> Problem description
The reply must consist of one number: how many lines of the data include the word "value".

> Dataset records
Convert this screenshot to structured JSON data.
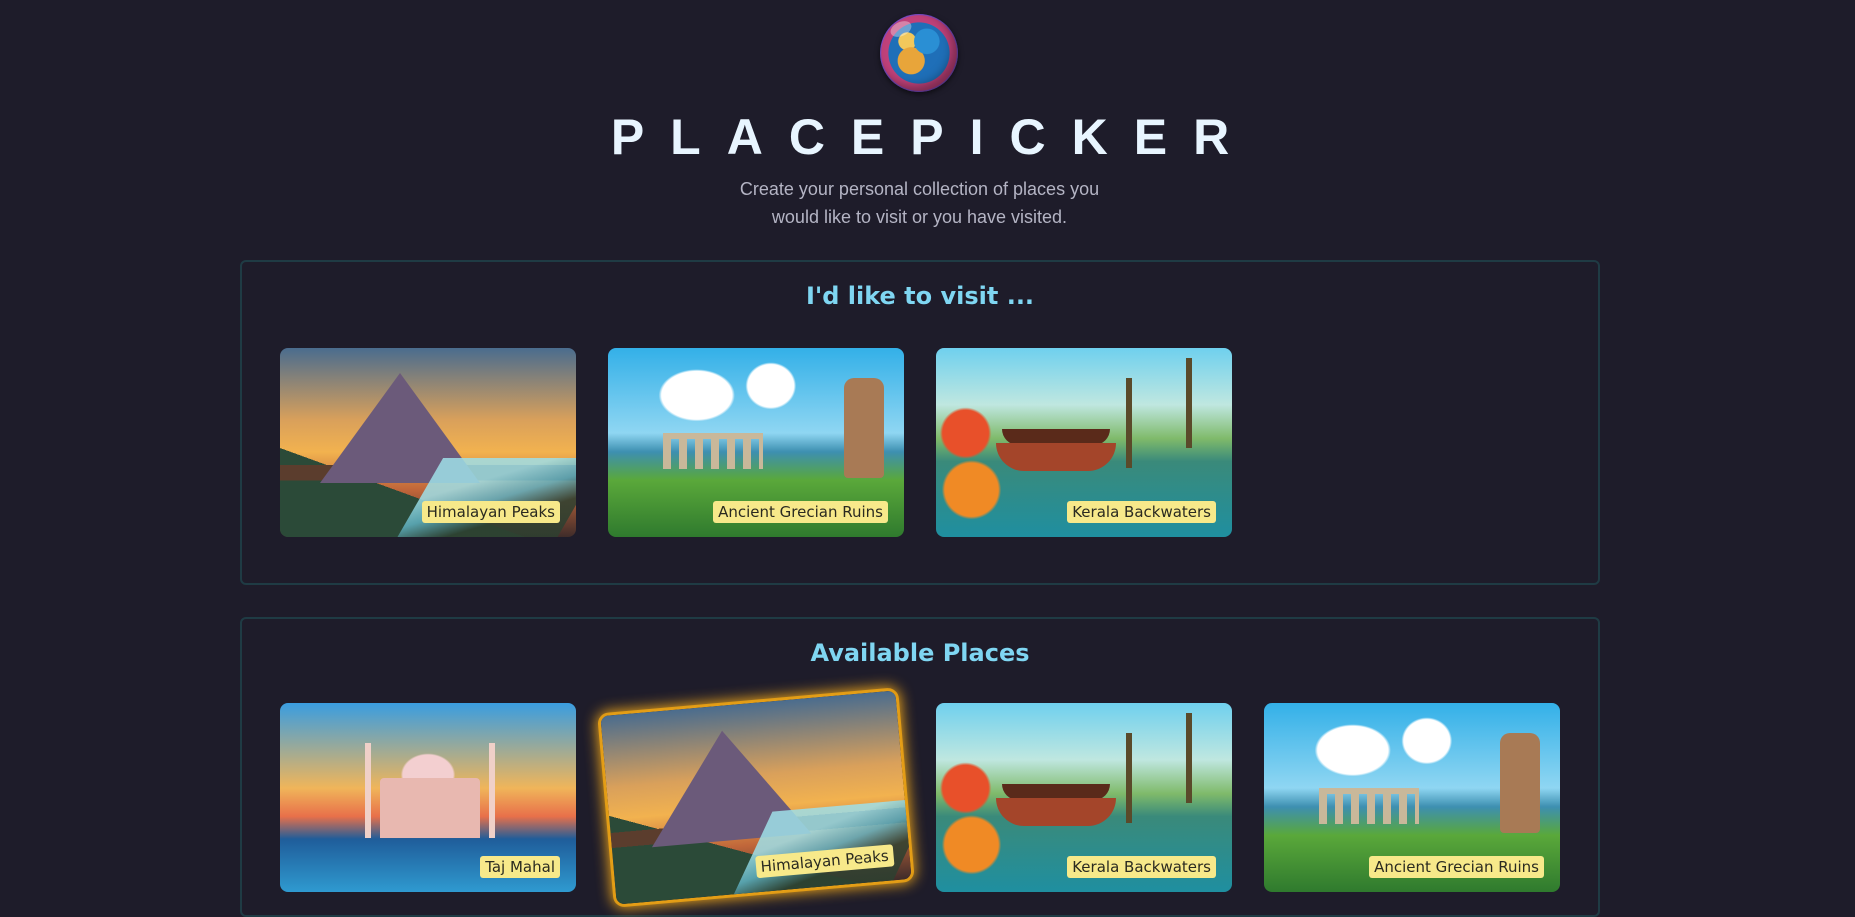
{
  "app": {
    "title": "PLACEPICKER",
    "subtitle": "Create your personal collection of places you would like to visit or you have visited."
  },
  "visit_section": {
    "heading": "I'd like to visit ...",
    "places": [
      {
        "title": "Himalayan Peaks"
      },
      {
        "title": "Ancient Grecian Ruins"
      },
      {
        "title": "Kerala Backwaters"
      }
    ]
  },
  "available_section": {
    "heading": "Available Places",
    "places": [
      {
        "title": "Taj Mahal"
      },
      {
        "title": "Himalayan Peaks"
      },
      {
        "title": "Kerala Backwaters"
      },
      {
        "title": "Ancient Grecian Ruins"
      }
    ]
  },
  "colors": {
    "background": "#1e1c2a",
    "accent": "#7fd6f2",
    "label_bg": "#f7e98a",
    "highlight_glow": "#f3a91a"
  }
}
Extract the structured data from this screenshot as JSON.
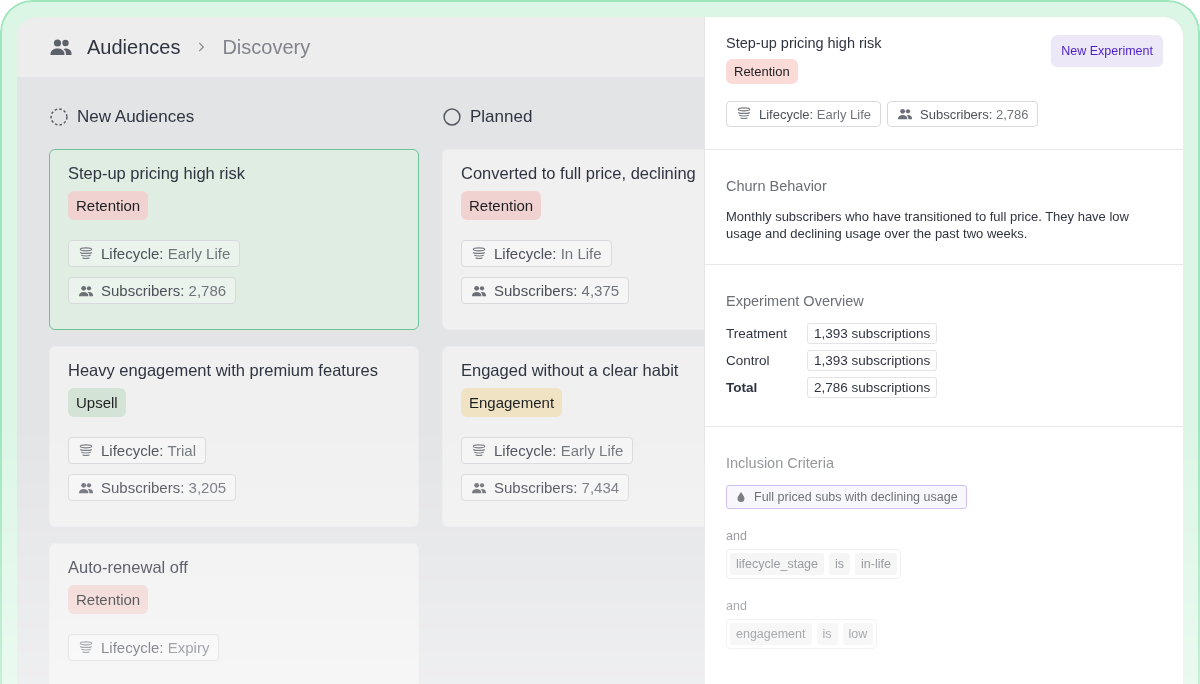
{
  "breadcrumb": [
    {
      "label": "Audiences"
    },
    {
      "label": "Discovery"
    }
  ],
  "columns": [
    {
      "title": "New Audiences",
      "kind": "new",
      "cards": [
        {
          "title": "Step-up pricing high risk",
          "selected": true,
          "tag": {
            "label": "Retention",
            "color": "#f0d3d0"
          },
          "lifecycle_label": "Lifecycle:",
          "lifecycle": "Early Life",
          "subscribers_label": "Subscribers:",
          "subscribers": "2,786"
        },
        {
          "title": "Heavy engagement with premium features",
          "selected": false,
          "tag": {
            "label": "Upsell",
            "color": "#d3e4d6"
          },
          "lifecycle_label": "Lifecycle:",
          "lifecycle": "Trial",
          "subscribers_label": "Subscribers:",
          "subscribers": "3,205"
        },
        {
          "title": "Auto-renewal off",
          "selected": false,
          "tag": {
            "label": "Retention",
            "color": "#f0d3d0"
          },
          "lifecycle_label": "Lifecycle:",
          "lifecycle": "Expiry"
        }
      ]
    },
    {
      "title": "Planned",
      "kind": "planned",
      "cards": [
        {
          "title": "Converted to full price, declining",
          "selected": false,
          "tag": {
            "label": "Retention",
            "color": "#f0d3d0"
          },
          "lifecycle_label": "Lifecycle:",
          "lifecycle": "In Life",
          "subscribers_label": "Subscribers:",
          "subscribers": "4,375"
        },
        {
          "title": "Engaged without a clear habit",
          "selected": false,
          "tag": {
            "label": "Engagement",
            "color": "#efe3c4"
          },
          "lifecycle_label": "Lifecycle:",
          "lifecycle": "Early Life",
          "subscribers_label": "Subscribers:",
          "subscribers": "7,434"
        }
      ]
    }
  ],
  "panel": {
    "title": "Step-up pricing high risk",
    "tag": {
      "label": "Retention",
      "color": "#fadbd8"
    },
    "button": "New Experiment",
    "lifecycle_label": "Lifecycle:",
    "lifecycle": "Early Life",
    "subscribers_label": "Subscribers:",
    "subscribers": "2,786",
    "churn": {
      "heading": "Churn Behavior",
      "text": "Monthly subscribers who have transitioned to full price. They have low usage and declining usage over the past two weeks."
    },
    "overview": {
      "heading": "Experiment Overview",
      "rows": [
        {
          "label": "Treatment",
          "value": "1,393 subscriptions",
          "total": false
        },
        {
          "label": "Control",
          "value": "1,393 subscriptions",
          "total": false
        },
        {
          "label": "Total",
          "value": "2,786 subscriptions",
          "total": true
        }
      ]
    },
    "criteria": {
      "heading": "Inclusion Criteria",
      "segment": "Full priced subs with declining usage",
      "conditions": [
        {
          "joiner": "and",
          "field": "lifecycle_stage",
          "operator": "is",
          "value": "in-life"
        },
        {
          "joiner": "and",
          "field": "engagement",
          "operator": "is",
          "value": "low"
        }
      ]
    }
  }
}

> Exercise solution
5